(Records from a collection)
═══

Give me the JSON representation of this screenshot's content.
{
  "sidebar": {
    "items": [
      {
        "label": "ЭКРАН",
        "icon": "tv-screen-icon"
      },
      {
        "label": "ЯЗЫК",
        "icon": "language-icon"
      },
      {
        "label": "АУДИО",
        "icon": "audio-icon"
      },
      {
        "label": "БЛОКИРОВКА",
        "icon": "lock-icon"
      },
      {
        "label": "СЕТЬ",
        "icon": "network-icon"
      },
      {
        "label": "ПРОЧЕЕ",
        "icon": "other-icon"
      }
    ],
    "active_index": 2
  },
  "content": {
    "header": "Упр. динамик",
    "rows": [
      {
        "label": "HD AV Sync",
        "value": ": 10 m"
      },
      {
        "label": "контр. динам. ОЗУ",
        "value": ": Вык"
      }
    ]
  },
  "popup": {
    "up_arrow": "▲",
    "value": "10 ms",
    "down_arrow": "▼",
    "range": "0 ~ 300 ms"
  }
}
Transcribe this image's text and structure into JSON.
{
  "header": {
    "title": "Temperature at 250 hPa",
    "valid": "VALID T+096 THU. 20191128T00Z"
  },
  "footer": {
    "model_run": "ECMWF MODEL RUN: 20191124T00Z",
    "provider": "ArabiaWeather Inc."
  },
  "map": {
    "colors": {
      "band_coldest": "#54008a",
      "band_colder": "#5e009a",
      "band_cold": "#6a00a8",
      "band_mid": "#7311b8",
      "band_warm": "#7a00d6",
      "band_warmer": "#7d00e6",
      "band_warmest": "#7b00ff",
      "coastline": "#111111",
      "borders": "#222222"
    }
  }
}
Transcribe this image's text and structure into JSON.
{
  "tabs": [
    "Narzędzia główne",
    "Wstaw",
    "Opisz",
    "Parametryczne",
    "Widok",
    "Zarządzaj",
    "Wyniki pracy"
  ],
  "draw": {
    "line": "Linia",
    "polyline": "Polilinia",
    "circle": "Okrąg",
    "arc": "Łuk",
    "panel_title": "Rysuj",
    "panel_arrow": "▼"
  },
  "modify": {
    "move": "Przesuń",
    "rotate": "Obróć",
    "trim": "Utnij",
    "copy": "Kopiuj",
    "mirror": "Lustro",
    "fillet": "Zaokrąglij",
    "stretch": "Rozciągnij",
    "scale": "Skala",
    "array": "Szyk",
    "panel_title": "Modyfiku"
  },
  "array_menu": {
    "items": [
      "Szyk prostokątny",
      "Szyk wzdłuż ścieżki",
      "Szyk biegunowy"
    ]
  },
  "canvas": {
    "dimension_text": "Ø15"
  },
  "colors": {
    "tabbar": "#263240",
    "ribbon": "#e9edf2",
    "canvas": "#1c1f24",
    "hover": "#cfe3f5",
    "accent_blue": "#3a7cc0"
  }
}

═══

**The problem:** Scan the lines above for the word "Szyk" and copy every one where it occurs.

**Worked solution:**
    "array": "Szyk",
      "Szyk prostokątny",
      "Szyk wzdłuż ścieżki",
      "Szyk biegunowy"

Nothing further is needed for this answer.